Problem:
For the entries below, how many lines include the word "glyph"? Give the figure and nothing more.

★ ★ ★ ★ ★ ★ ★

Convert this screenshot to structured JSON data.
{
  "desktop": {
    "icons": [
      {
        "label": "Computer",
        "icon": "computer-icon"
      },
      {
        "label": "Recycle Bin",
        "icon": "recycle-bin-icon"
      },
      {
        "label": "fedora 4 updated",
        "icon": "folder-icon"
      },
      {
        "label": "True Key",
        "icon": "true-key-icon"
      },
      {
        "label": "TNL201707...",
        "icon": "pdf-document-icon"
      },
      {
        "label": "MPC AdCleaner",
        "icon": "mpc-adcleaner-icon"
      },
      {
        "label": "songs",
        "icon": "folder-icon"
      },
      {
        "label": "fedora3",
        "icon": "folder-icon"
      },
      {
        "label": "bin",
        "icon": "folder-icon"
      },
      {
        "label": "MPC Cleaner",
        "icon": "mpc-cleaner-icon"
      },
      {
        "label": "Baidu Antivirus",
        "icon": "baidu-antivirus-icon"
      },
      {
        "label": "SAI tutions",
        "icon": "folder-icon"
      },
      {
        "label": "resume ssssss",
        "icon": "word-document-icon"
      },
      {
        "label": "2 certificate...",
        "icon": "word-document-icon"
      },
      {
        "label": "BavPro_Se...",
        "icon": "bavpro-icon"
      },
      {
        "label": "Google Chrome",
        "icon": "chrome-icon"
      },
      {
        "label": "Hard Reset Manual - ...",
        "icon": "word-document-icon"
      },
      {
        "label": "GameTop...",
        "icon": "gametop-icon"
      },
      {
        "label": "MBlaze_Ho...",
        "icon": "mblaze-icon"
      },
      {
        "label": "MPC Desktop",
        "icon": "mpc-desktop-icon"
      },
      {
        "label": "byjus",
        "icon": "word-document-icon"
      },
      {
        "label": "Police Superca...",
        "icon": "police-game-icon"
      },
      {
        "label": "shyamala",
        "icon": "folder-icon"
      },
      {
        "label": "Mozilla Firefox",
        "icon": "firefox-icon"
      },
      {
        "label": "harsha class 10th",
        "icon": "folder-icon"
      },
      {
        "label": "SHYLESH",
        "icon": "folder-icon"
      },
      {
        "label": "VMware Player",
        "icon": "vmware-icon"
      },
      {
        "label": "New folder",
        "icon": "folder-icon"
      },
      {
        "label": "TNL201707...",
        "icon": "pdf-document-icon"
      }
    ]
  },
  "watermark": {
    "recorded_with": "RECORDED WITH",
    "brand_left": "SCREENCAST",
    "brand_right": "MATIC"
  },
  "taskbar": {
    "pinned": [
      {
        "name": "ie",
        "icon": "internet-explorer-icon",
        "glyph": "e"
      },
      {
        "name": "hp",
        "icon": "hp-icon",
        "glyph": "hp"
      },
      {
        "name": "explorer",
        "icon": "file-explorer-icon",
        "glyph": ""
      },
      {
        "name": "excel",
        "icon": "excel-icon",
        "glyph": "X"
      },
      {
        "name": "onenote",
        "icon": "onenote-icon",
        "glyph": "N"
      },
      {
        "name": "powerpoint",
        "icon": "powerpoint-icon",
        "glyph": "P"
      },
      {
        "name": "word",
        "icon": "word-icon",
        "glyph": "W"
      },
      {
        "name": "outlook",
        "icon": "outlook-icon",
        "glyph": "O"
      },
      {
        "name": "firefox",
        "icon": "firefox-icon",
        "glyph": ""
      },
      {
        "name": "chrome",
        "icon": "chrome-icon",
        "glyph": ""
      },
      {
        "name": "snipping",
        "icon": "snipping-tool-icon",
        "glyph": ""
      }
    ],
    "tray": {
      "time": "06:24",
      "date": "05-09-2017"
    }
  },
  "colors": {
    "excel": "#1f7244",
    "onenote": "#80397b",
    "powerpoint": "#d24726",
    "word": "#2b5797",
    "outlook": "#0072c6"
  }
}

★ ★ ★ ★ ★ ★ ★

Written answer:
11